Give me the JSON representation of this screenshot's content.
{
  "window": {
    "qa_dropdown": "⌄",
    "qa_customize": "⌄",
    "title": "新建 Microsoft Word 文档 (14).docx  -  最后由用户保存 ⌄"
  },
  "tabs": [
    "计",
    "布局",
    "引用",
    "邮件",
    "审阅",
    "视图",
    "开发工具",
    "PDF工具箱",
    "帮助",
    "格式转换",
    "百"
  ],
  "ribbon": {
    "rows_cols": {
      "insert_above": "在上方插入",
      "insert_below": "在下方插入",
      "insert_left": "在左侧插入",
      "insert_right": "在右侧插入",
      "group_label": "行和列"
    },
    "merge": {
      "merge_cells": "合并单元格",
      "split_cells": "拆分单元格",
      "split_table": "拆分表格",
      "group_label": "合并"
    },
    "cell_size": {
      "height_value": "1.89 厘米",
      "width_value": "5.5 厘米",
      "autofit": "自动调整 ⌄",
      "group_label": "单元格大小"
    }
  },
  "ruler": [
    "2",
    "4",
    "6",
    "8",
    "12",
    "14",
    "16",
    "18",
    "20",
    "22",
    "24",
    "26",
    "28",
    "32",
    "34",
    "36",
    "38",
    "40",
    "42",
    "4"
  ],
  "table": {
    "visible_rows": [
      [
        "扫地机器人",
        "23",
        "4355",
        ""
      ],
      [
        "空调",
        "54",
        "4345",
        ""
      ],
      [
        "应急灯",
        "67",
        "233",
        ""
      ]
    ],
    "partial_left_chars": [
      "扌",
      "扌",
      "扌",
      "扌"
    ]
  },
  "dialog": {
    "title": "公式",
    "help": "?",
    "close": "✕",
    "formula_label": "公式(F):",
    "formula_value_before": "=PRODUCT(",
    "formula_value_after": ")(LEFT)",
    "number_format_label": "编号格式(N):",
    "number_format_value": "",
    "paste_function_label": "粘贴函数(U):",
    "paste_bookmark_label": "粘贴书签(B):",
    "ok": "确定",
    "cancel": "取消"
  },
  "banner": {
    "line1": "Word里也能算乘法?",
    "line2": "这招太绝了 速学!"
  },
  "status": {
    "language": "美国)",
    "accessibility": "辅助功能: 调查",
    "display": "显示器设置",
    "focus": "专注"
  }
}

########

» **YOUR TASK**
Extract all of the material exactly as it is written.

» **YOUR RESPONSE**
Give me the JSON representation of this screenshot's content.
{
  "window": {
    "qa_dropdown": "⌄",
    "qa_customize": "⌄",
    "title": "新建 Microsoft Word 文档 (14).docx  -  最后由用户保存 ⌄"
  },
  "tabs": [
    "计",
    "布局",
    "引用",
    "邮件",
    "审阅",
    "视图",
    "开发工具",
    "PDF工具箱",
    "帮助",
    "格式转换",
    "百"
  ],
  "ribbon": {
    "rows_cols": {
      "insert_above": "在上方插入",
      "insert_below": "在下方插入",
      "insert_left": "在左侧插入",
      "insert_right": "在右侧插入",
      "group_label": "行和列"
    },
    "merge": {
      "merge_cells": "合并单元格",
      "split_cells": "拆分单元格",
      "split_table": "拆分表格",
      "group_label": "合并"
    },
    "cell_size": {
      "height_value": "1.89 厘米",
      "width_value": "5.5 厘米",
      "autofit": "自动调整 ⌄",
      "group_label": "单元格大小"
    }
  },
  "ruler": [
    "2",
    "4",
    "6",
    "8",
    "12",
    "14",
    "16",
    "18",
    "20",
    "22",
    "24",
    "26",
    "28",
    "32",
    "34",
    "36",
    "38",
    "40",
    "42",
    "4"
  ],
  "table": {
    "visible_rows": [
      [
        "扫地机器人",
        "23",
        "4355",
        ""
      ],
      [
        "空调",
        "54",
        "4345",
        ""
      ],
      [
        "应急灯",
        "67",
        "233",
        ""
      ]
    ],
    "partial_left_chars": [
      "扌",
      "扌",
      "扌",
      "扌"
    ]
  },
  "dialog": {
    "title": "公式",
    "help": "?",
    "close": "✕",
    "formula_label": "公式(F):",
    "formula_value_before": "=PRODUCT(",
    "formula_value_after": ")(LEFT)",
    "number_format_label": "编号格式(N):",
    "number_format_value": "",
    "paste_function_label": "粘贴函数(U):",
    "paste_bookmark_label": "粘贴书签(B):",
    "ok": "确定",
    "cancel": "取消"
  },
  "banner": {
    "line1": "Word里也能算乘法?",
    "line2": "这招太绝了 速学!"
  },
  "status": {
    "language": "美国)",
    "accessibility": "辅助功能: 调查",
    "display": "显示器设置",
    "focus": "专注"
  }
}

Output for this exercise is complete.